A crew of six men, led by explorer Tim Jarvis, is attemptING to follow in Shackleton's wake. Using exactly the same equipment and clothing used a century before, Jarvis and his crew take themselves beyond the point of no-return. Using their first-hand extreme experience measured against historical accounts and contemporary scientific, meteorological and medical analysis, they unlock the secrets of Shackleton's survival, measure themselves against his heroic feat -- or die in the process.
Episode #101H Duration: 56:16 STEREO TVPG
Veteran polar explorer, Tim Jarvis, is on a mission to discover exactly what happened on the most famous survival story in expedition history - Sir Ernest Shackleton's 800 nautical mile boat journey across the Southern Ocean and deadly mountain crossing of South Georgia. He's recruited five of the world's toughest explorers to wear 1914 clothes, eat basic rations and sail in a perfect replica of the tiny wooden boat Shackleton travelled in. They launch from Elephant Island but are hit by a fierce storm. As the crew battle freezing temperatures, a leaking boat and sea-sickness they lose all contact with their tracking vessel and suddenly find themselves in their worst nightmare: lost at sea.
Episode #102H Duration: 56:46 STEREO TVPG
Battered by storms and blinded by thick fog, world record speed sailor and renowned racing skipper Paul Larsen attempts to navigate the notorious Southern Ocean using only a sextant and compass. And extreme filmmaker Ed Wardle risks all to pick up where Shackleton's cameraman left off and record for the first time, how Shackleton and his men managed to survive against all the odds.
Episode #103H Duration: 56:46 STEREO TVPG

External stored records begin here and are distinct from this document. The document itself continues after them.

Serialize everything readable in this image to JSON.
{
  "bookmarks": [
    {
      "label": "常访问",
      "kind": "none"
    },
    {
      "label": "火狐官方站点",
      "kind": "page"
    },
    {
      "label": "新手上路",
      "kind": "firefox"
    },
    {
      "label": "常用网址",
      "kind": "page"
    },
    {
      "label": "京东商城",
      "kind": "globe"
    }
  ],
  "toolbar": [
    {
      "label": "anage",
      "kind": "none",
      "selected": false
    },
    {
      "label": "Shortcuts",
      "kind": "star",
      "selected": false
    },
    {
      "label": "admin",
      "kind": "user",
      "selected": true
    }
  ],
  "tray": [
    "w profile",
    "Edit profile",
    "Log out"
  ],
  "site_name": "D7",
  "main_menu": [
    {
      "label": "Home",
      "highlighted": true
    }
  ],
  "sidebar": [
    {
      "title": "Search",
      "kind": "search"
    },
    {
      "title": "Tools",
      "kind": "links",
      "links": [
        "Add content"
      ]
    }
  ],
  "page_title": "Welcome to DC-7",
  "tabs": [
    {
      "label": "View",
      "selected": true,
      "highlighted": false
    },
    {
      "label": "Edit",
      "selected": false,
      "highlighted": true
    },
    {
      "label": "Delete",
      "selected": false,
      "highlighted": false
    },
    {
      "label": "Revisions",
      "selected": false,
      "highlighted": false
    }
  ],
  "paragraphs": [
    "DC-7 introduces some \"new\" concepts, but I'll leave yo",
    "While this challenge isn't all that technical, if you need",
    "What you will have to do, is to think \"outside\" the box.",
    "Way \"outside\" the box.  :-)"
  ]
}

Following the successful sea crossing from Elephant Island, Tim Jarvis must now traverse the mountains of South Georgia to complete his re-enactment of Shackleton's 'double'. But injury, illness and bad weather are against him -- the carefully picked team of eight shrinks to just three, leaving Tim, Royal Marine Baz Gray and sailor Paul Larsen to finish the job. Racing through a narrow weather window, and without a proper support team, they battle high winds, bad visibility, deadly crevasse fields and impossible climbs - even reliving Shackleton's famous glissade down the Tridents -- to finally reach their goal Stromness, and walk in to a hero's welcome.
- KQED Life: Fri, Mar 31, 2017 -- 7:00pm Remind me